For the second year in a row, the Fall for Dance Festival began with a pair of performances at the outdoor Delacorte Theatre in Central Park, one of the most enchanting spots in the city.
Christopher Wheeldon’s Alice’s Adventures in Wonderland is a showy affair…
As he has shown again and again, the choreographer Mark Morris has a way with Baroque music. He clearly adores it…
If there’s one thing you can say for Yuri Grigorovich’s 1968 ballet Spartacus, it’s that it gets its point across loud and clear.
…the real star of Don Quixote is the Bolshoi itself.
It is even more disappointing that the troupe should open its run with a Swan Lake so lackluster… It’s not the dancers’ fault. At every level, the Bolshoi dancers move with thrilling force and fullness.
…I think it’s safe to say that she is an artist who follows her obsessions with a tenacity that is both admirable and frequently defeating.
Watching Rosas danst Rosas this weekend it was easy to understand why it still stands as a prime example of De Keersmaeker’s choreographic approach.
Reich’s score is, of course, a constant pulse. De Keersmaeker provides no rest for the senses. She matches Reich in density and motion. It is mimicry of the highest order.
The three dancers who took their leave this week – Sascha Radetsky, Yuriko Kajiya and Jared Matthews – are all soloists. Each led a different cast of the company’s 1997 production of Coppélia.
Who but Frederick Ashton could turn a marital spat into one of the most delightful, touching works in the ballet repertoire? His 1964 The Dream is precisely that…
Boston Ballet – Program B: Symphony in Three Movements, L’Apres-Midi d’un Faune, Plan to B, Bella Figura – New York
…the dancers seem able to handle whatever comes their way. It’s a quality that will serve them well in their travels.
American Ballet Theatre’s Swan Lake is looking tired …bogged down by reams of flavorless dancing.
In the end, the real pleasure of the evening is watching two extraordinary showmen…
Few nineteenth-century story ballets are as satisfying as Giselle, with its simple and poetic plot, compact structure and starkly contrasting moods. This week I watched four Giselles, with four distinctly different casts…
Since becoming artistic director at Alvin Ailey American Dance Theater in 2011, Robert Battle has been steadily mixing up the company’s repertory, adding works by choreographers beyond its usual range: Paul Taylor, Ohad Naharin, and Wayne McGregor, to name just three.
To fully enjoy Ashton, one has to be willing to acquiesce to one’s own softer impulses, a sense of wonder and perhaps a little nostalgia, and to surrender the loveliness of small things.
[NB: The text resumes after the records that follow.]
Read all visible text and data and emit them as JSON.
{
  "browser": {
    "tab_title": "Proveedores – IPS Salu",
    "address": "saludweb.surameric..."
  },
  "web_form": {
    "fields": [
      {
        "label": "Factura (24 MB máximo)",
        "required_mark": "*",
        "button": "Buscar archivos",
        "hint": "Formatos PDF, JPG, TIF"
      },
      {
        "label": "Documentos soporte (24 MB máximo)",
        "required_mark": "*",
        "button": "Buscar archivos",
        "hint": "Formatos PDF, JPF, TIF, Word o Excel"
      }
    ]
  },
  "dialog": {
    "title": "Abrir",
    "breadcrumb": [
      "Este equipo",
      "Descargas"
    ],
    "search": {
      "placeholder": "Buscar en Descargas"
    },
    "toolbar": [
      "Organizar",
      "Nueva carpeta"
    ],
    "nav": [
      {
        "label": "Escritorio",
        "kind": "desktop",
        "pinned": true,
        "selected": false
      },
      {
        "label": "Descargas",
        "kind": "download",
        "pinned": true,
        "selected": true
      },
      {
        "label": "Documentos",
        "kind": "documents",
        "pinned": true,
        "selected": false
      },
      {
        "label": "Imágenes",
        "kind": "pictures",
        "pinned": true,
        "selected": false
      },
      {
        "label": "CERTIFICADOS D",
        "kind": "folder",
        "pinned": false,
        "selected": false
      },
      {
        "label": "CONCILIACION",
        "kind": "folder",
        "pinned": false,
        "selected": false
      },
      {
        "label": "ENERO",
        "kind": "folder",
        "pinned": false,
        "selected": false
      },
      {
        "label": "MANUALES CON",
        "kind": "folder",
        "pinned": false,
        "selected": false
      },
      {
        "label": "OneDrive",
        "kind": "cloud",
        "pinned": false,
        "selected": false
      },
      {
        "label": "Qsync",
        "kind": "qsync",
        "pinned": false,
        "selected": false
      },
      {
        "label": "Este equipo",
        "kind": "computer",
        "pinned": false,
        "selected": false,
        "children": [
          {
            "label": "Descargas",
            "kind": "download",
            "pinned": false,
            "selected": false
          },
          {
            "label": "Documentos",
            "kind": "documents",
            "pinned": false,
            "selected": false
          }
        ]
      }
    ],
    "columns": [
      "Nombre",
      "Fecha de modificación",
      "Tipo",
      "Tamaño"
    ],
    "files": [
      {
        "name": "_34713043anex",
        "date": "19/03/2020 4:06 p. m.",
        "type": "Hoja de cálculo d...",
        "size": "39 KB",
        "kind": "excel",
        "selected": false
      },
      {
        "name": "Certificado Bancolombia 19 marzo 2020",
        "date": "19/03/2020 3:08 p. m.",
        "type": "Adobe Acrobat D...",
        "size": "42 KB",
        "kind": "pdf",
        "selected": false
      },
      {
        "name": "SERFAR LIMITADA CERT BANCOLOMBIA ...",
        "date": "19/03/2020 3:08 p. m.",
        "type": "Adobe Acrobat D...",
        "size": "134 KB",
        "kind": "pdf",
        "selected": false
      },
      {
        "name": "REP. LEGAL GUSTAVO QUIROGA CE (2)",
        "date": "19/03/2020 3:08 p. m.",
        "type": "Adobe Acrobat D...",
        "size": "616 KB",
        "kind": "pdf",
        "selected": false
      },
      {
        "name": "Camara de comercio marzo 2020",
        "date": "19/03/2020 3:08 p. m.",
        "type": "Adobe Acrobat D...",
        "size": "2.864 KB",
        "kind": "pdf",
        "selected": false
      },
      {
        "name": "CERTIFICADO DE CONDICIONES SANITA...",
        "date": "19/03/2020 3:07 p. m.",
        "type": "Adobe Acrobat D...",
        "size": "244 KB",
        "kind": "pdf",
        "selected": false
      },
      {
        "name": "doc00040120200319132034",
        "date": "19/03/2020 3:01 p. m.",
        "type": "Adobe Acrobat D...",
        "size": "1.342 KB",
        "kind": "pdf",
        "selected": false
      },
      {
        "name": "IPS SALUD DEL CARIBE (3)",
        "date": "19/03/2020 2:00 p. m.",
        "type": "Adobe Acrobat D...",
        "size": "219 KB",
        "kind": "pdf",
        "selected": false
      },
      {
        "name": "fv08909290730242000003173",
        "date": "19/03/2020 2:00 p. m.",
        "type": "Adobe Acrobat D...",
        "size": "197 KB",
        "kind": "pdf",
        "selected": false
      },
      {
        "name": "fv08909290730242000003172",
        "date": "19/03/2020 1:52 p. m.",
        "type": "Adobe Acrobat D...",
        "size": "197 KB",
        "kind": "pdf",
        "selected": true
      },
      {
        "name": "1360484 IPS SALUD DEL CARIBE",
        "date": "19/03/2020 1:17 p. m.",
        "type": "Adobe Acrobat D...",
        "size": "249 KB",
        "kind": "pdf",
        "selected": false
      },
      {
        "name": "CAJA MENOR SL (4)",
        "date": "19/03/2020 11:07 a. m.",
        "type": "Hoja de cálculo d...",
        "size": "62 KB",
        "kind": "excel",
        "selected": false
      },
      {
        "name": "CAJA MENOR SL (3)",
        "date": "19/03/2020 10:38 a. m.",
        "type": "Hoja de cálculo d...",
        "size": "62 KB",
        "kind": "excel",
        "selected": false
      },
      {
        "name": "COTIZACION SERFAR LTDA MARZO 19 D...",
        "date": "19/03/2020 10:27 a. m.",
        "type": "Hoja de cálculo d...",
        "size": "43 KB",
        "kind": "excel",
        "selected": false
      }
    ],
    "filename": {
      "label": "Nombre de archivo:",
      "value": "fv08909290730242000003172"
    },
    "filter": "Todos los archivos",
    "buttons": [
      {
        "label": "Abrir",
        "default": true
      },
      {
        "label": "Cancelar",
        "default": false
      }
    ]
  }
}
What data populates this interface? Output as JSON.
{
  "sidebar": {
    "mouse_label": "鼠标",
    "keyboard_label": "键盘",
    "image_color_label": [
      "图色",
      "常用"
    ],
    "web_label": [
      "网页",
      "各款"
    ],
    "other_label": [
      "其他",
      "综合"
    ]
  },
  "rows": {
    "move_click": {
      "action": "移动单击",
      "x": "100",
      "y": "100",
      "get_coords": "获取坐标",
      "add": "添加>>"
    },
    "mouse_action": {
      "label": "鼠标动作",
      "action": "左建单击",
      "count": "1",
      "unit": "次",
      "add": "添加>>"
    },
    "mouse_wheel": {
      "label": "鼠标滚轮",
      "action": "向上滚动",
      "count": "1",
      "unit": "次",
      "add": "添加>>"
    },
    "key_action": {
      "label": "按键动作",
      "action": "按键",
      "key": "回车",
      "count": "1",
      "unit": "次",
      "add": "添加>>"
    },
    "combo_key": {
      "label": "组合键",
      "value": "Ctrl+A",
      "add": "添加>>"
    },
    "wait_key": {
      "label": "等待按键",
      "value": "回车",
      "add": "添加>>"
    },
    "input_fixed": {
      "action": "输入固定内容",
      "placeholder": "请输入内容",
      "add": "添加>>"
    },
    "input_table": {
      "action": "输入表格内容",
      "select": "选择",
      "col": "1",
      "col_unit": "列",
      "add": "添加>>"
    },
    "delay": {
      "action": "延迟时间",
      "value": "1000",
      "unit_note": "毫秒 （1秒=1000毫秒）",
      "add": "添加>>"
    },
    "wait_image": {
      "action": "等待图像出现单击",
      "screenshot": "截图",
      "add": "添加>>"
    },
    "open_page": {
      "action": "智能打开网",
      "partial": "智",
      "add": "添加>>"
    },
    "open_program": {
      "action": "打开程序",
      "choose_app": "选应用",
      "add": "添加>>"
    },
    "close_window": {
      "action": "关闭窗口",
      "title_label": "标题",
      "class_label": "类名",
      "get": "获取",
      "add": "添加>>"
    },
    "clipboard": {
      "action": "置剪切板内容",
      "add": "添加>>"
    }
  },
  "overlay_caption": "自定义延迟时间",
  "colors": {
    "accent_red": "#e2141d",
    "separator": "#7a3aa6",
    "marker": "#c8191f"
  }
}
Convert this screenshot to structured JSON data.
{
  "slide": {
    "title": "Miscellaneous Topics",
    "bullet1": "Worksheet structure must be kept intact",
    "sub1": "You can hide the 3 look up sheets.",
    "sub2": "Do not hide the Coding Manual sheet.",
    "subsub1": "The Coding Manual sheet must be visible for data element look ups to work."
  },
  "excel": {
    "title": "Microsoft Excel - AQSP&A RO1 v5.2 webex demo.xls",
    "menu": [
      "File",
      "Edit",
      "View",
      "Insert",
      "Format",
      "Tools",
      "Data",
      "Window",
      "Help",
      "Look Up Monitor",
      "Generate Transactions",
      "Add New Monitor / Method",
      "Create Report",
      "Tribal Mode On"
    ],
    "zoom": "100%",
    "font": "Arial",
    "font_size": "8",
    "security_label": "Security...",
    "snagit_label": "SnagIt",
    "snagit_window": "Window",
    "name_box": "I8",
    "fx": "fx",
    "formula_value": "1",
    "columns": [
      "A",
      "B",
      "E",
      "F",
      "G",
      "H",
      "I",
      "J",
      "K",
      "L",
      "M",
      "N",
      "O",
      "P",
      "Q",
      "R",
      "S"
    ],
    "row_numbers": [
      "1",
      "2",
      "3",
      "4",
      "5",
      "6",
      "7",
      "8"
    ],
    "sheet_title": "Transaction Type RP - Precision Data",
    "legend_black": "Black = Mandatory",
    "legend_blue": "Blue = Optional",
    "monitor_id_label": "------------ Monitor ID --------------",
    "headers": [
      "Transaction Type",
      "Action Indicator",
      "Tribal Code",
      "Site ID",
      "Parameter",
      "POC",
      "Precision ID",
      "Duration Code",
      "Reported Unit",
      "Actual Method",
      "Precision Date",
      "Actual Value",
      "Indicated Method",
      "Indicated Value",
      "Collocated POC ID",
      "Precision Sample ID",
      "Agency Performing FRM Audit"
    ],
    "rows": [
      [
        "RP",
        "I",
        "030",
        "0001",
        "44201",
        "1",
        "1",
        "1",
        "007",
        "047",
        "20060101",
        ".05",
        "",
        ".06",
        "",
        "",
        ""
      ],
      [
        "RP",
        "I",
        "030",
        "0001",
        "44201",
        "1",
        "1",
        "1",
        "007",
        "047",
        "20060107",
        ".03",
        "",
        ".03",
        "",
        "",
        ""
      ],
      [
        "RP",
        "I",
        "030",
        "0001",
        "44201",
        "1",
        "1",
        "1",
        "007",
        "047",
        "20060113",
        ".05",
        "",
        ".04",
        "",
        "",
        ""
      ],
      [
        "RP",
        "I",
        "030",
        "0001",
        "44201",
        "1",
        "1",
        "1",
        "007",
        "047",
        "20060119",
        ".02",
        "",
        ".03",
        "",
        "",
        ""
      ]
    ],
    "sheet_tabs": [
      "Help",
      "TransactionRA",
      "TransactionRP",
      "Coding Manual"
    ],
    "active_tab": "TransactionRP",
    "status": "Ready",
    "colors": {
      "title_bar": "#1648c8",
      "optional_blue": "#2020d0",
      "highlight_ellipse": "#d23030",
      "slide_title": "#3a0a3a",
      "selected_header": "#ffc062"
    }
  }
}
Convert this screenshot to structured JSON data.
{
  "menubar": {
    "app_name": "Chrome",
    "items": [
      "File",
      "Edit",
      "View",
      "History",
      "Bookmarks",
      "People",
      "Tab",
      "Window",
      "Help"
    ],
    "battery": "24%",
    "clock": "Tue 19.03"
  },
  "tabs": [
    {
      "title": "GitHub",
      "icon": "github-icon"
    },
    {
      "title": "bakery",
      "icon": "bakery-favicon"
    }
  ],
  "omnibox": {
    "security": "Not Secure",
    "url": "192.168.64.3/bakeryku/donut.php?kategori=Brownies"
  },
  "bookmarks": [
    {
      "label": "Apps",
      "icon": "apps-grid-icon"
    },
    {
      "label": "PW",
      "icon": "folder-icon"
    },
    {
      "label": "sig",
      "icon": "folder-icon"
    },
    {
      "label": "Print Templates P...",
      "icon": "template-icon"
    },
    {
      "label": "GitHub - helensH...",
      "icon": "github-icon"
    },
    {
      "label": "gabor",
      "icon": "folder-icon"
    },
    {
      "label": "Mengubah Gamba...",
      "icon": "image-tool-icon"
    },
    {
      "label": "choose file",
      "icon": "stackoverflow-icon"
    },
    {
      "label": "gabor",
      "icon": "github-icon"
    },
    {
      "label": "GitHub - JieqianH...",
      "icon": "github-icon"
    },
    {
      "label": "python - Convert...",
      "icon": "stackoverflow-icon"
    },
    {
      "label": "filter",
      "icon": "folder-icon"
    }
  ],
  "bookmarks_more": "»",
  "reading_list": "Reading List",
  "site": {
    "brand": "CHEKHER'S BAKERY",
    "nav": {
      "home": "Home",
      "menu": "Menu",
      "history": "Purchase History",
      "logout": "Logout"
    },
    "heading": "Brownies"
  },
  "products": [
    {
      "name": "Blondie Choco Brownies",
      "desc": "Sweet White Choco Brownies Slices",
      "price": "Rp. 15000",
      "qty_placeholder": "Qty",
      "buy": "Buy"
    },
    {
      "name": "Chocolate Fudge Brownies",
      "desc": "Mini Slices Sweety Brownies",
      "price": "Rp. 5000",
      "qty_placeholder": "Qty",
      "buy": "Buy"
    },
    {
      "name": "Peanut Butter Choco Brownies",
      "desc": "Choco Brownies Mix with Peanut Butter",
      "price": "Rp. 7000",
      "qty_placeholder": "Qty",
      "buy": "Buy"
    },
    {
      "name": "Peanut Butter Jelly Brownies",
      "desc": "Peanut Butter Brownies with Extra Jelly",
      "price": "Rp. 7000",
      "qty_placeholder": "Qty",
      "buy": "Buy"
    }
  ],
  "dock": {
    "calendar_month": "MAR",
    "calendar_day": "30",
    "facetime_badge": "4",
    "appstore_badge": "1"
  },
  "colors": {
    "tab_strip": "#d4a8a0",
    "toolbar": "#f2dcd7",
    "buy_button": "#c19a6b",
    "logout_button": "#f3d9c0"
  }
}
Justin Peck has gone from unknown corps-member to choreographer-of-the-moment in a blink of an eye. (He created his first piece for the company in 2012; this is his sixth.)